Due to all this, the production and processing of tea contribute to the achievement of sustainable development goals, such as the eradication of extreme poverty, the fight against hunger, the empowerment of women, and the sustainable use of terrestrial ecosystems.
UN General Assembly designates May 21 as Int’l Tea Day
Taking this into account, the UN General Assembly designated May 21 as International Tea Day based on the proposal submitted by the FAO-IGG Tea group.
The key goal of International Tea Day is to raise public awareness of the importance of tea for sustainable livelihoods and rural development, as well as the challenges that the tea industry has to face, such as climate change.
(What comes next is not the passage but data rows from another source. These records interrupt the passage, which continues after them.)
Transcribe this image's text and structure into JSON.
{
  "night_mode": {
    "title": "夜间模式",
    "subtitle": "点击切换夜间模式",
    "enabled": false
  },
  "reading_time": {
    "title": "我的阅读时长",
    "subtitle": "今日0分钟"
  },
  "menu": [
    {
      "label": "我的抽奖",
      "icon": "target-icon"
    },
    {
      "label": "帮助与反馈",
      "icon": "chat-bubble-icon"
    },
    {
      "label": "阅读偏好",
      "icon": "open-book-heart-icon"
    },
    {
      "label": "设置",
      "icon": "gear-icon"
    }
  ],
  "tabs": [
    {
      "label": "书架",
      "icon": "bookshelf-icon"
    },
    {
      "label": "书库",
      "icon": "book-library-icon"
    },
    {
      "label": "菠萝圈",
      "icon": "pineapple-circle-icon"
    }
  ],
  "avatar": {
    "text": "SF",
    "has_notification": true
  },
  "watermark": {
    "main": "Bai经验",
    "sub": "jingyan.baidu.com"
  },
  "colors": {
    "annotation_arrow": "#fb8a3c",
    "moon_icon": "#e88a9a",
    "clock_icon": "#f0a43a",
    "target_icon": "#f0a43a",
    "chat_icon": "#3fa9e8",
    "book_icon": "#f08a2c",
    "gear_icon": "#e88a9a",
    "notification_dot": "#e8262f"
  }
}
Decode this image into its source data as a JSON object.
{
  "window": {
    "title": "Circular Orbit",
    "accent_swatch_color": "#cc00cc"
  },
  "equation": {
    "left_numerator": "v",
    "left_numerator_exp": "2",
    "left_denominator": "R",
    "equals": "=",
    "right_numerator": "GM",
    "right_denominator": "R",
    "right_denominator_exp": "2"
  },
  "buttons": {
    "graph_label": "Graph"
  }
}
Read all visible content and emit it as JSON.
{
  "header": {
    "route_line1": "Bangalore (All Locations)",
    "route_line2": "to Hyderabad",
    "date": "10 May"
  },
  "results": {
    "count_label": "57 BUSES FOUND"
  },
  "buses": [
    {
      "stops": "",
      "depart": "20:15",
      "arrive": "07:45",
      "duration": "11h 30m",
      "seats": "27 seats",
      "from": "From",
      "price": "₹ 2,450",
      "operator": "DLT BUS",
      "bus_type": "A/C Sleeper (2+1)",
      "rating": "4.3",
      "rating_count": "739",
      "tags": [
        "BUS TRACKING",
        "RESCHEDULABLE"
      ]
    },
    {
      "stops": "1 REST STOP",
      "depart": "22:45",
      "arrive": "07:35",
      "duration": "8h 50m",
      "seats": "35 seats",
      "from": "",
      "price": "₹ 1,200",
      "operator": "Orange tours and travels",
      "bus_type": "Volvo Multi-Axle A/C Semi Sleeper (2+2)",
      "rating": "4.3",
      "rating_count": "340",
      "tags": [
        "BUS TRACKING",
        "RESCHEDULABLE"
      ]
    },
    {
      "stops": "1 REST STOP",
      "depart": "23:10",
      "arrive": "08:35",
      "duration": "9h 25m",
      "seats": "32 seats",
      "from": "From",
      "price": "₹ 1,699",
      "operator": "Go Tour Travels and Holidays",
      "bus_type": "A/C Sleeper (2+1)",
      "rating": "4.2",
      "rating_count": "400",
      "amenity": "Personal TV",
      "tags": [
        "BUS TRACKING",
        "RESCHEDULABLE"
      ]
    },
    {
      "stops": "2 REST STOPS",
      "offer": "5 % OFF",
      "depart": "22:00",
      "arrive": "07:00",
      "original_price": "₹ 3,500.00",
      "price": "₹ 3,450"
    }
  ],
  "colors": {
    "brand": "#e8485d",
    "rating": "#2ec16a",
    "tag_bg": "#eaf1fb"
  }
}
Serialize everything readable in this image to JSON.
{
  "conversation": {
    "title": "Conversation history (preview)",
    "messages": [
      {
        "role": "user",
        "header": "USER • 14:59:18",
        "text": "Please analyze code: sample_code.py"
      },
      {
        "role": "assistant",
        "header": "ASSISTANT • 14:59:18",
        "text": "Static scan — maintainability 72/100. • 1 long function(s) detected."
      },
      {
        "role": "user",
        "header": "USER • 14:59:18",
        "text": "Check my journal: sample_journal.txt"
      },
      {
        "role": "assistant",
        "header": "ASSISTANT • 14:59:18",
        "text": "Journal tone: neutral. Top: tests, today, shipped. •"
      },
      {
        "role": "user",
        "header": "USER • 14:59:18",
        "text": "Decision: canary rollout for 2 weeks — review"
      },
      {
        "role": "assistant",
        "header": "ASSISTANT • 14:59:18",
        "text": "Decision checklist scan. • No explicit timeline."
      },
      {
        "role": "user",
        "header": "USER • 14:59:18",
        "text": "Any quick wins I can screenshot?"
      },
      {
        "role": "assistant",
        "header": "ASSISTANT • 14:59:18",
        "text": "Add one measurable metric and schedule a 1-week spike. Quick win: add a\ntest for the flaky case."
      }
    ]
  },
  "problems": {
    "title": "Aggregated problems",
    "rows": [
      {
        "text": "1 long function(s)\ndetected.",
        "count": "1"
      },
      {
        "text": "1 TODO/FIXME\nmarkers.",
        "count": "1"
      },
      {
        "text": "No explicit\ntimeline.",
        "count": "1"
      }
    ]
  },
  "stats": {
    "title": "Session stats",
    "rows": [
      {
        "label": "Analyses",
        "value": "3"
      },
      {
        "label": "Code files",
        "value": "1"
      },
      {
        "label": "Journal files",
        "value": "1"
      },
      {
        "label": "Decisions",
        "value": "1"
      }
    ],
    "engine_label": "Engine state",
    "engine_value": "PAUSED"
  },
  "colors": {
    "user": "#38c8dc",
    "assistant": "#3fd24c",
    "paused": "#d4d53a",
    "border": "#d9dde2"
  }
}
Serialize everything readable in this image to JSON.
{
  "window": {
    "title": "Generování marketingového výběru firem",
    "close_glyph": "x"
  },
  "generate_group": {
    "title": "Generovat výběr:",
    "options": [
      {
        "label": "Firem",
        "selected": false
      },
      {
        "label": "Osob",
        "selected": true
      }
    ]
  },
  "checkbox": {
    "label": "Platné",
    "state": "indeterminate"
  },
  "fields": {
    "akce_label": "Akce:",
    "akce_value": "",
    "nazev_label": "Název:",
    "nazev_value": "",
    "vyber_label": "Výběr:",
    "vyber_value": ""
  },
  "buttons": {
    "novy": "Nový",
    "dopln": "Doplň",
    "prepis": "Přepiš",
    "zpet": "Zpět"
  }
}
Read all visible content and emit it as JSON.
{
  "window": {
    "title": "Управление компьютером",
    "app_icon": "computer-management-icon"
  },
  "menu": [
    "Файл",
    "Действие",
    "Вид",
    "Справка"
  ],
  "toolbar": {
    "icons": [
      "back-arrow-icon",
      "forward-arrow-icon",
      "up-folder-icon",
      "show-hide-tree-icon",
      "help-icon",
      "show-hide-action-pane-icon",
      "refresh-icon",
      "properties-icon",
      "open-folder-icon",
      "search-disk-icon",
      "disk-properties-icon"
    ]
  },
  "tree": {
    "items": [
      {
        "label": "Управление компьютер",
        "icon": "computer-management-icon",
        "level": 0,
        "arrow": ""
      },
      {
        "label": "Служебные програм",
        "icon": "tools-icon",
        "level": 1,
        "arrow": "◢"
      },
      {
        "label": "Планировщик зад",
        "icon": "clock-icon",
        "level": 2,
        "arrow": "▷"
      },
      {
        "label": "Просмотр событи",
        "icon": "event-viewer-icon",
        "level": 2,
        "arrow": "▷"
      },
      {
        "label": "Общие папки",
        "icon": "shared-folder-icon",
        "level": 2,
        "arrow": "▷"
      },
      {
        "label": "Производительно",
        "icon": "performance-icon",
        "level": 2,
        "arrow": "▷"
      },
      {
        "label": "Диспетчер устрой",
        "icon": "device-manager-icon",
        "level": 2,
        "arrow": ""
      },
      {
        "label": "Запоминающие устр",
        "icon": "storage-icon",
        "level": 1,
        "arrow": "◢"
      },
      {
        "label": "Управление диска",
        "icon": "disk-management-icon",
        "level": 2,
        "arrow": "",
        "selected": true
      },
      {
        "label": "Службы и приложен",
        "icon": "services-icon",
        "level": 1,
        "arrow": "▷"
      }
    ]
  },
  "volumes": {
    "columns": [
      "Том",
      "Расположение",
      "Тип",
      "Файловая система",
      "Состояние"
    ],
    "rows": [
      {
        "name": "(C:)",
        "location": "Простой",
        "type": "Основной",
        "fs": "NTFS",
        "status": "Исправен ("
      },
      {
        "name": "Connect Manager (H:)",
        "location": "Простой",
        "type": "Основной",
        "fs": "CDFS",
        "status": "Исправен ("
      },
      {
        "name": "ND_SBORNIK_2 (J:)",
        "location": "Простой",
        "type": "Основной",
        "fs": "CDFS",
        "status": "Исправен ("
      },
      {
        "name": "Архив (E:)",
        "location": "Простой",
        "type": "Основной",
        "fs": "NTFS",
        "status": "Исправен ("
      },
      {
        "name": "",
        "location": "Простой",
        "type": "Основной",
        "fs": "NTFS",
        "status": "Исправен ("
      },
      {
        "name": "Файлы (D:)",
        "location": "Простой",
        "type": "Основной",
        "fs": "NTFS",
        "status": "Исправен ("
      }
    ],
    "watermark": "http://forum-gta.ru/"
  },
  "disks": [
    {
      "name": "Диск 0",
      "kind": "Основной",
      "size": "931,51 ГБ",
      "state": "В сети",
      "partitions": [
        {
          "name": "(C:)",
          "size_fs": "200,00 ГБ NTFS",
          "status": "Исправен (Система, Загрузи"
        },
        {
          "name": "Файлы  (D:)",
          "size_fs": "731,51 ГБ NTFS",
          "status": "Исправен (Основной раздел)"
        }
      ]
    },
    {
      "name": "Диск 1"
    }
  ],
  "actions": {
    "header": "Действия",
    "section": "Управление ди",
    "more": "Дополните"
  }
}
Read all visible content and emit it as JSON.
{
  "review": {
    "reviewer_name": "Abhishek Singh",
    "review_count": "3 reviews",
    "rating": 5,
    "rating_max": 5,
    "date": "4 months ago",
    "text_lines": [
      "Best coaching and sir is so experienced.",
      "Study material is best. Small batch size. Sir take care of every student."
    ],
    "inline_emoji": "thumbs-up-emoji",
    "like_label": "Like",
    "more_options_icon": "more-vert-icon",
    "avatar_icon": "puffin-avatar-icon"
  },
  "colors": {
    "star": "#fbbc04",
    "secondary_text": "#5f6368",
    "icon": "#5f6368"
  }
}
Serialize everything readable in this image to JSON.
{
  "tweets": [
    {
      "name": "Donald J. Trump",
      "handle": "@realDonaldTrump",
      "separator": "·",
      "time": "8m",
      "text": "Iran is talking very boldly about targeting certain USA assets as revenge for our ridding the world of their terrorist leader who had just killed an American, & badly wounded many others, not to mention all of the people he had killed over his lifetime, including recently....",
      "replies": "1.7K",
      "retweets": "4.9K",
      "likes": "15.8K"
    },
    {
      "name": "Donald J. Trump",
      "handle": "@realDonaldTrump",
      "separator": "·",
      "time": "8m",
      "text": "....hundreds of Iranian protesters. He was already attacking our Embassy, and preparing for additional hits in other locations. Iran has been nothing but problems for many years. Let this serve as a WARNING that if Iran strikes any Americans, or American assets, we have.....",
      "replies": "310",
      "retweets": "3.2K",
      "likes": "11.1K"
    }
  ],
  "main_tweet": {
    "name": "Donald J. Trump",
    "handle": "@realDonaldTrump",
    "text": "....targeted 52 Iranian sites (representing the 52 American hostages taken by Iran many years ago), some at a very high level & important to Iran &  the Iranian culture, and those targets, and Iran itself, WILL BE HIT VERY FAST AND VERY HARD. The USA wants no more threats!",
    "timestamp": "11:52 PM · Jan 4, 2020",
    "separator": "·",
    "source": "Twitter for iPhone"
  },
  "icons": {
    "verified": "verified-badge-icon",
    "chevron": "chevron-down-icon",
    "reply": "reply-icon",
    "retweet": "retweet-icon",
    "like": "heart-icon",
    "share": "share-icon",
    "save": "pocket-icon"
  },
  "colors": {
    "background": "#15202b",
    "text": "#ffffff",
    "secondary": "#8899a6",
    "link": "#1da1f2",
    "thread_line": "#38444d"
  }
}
The observance also aims to popularize tea drinking around the world to expand demand and increase per capita consumption.
Tea is the second most used drink in the world after water which states the self-explanatory importance and worth of tea in the world. It is also mentioned in the theme that the basic purpose of World Tea Day is to spread awareness among the people about the financial outcomes of tea in the poor areas of the world which are the major producers of this crop.
As the demand for tea is always there but it usually happens that its fair supply and trade cannot be accorded. So these poor areas of Continent Asia cannot find the profitable results in the production of the world’s most consumed beverage.
The significance of celebrating this day is to promote the health benefits of drinking Tea, as Tea is Rich in antioxidants and it may help to reduce the risk of heart disease and initiation and progression of some cancers. Also, tea helps to lose weight and hence can be a useful, easily accessible and cheap tool to fight against major health issues like obesity, nausea and slow metabolism.
The first International Tea Day was celebrated in 2020. This year, the global tea fraternity is going to celebrate the third occasion of International Tea Day proclaiming the theme for this day as “Tea and Fair Trade”.
The basic purpose of this theme is to glorify the economic facts of tea, especially in the areas where it is grown, which are poverty trodden and its fair trade cannot only enhance their resources and access to the international market but can also be helpful in the eradication of poverty.
Tea Board releases video on Ceylon tea
Sri Lanka Tea Board has released a video on Ceylon tea to celebrate International Tea Day through Social and Digital Media.
The Sri Lanka tea fraternity salutes the courageous workforce in the tea industry who are continuing to produce the golden brew to the satisfaction of tea connoisseurs globally despite the COVID 19 pandemic.
The Sri Lankan tea industry wishes to recognize a few vital characters and crucial segmentation to pay tribute for the invaluable service and enormous sacrifices made to raise the popularity and perceived quality parameters to stardom:
1. The sweat of the toiling workers is our Green Gold which ultimately serves the connoisseur to his or her satisfaction. Accordingly, the tea smallholder sector is a significant contributor to the production and output of Ceylon Tea in Sri Lanka, and across the globe. We are often called the ‘back¬bone’ of our tea industry and with good reason. Tea small-holders operate in 60% of the total tea land and account for more than 70% of the total tea produced.
2. The tea stains on the fingers of the pluckers tell an unknown story which is unlimited in value. This day is a tribute to these angels.
3. A great story on uplifting women’s empowerment from birth to death
4. Reliability, Consistency and Sustainability are the forte of the Sri Lanka Tea Industry now boasting of a 155 years heritage. These unique pillars have been the success factors of the island nation’s economy for many years.